Objectives: The purpose of this study was to compare the safety and efficacy of the Xience V (Abbott Vascular, Santa Clara, California) everolimus-eluting stent (EES) with the Taxus Liberté (Boston Scientific, Natick, Massachusetts) paclitaxel-eluting stent (PES) at 2-year follow-up.
Background: COMPARE (Comparison of the everolimus eluting XIENCE-V stent with the paclitaxel eluting TAXUS LIBERTÉ stent in all-comers: a randomized open label trial) demonstrated a superior clinical outcome of EES over PES at 1 year in all comers. Whether this superiority is maintained after discontinuation, at 12 months, of dual antiplatelet therapy is unclear.
Methods: Patients undergoing percutaneous coronary intervention with limited exclusion criteria were randomly allocated to EES or PES. The 2-year pre-specified endpoints are composites of safety and efficacy and stent thrombosis.
Results: Follow-up was completed in 1,795 of 1,800 patients (99.7%). The groups had similar baseline characteristics.
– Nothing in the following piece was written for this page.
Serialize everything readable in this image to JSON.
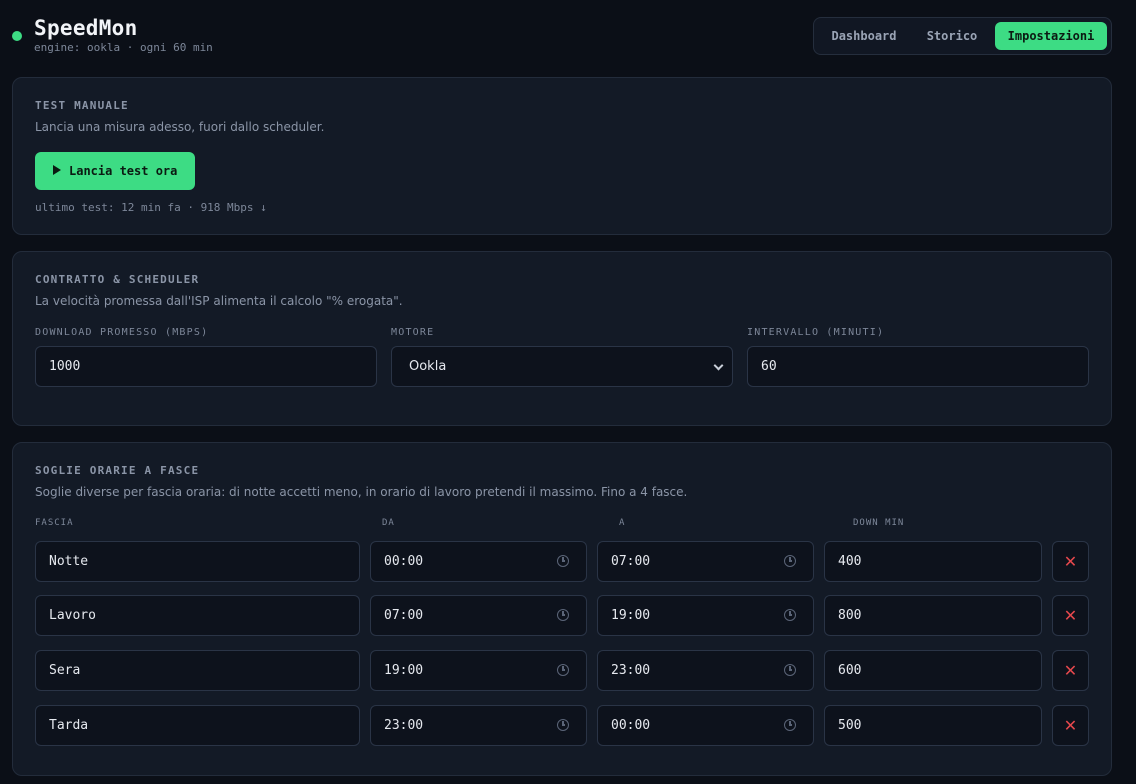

At 2 years, significantly fewer EES patients took dual antiplatelet therapy (11.4% vs. 15.4%, p = 0.02). The primary composite of all death, nonfatal myocardial infarction, and target vessel revascularization occurred in 9.0% of EES patients and 13.7% of PES patients (relative risk [RR]: 0.66; 95% confidence interval [CI]: 0.50 to 0.86) driven by a lower rate of myocardial infarction (3.9% vs. 7.5%; RR: 0.52; 95% CI: 0.35 to 0.77) and target vessel revascularization (3.2% vs. 8.0%; RR: 0.41; 95% CI: 0.27 to 0.62), in parallel with a lower rate of definite or probable stent thrombosis (0.9% vs. 3.9%; RR: 0.23; 95% CI: 0.11 to 0.49). Differences significantly increased between 1- and 2-year follow-up for the primary composite endpoint (p = 0.04), target vessel revascularization (p = 0.02), and definite or probable stent thrombosis (p = 0.02).
Conclusions: The substantial clinical benefit of the EES over the PES with regard to measures of both safety and efficacy is maintained at 2 years in real-life practice with an increasing benefit in terms of safety and efficacy between 1 year and 2 years.
Trial registration: ClinicalTrials.gov NCT01016041.
Copyright © 2011 American College of Cardiology Foundation. Published by Elsevier Inc. All rights reserved.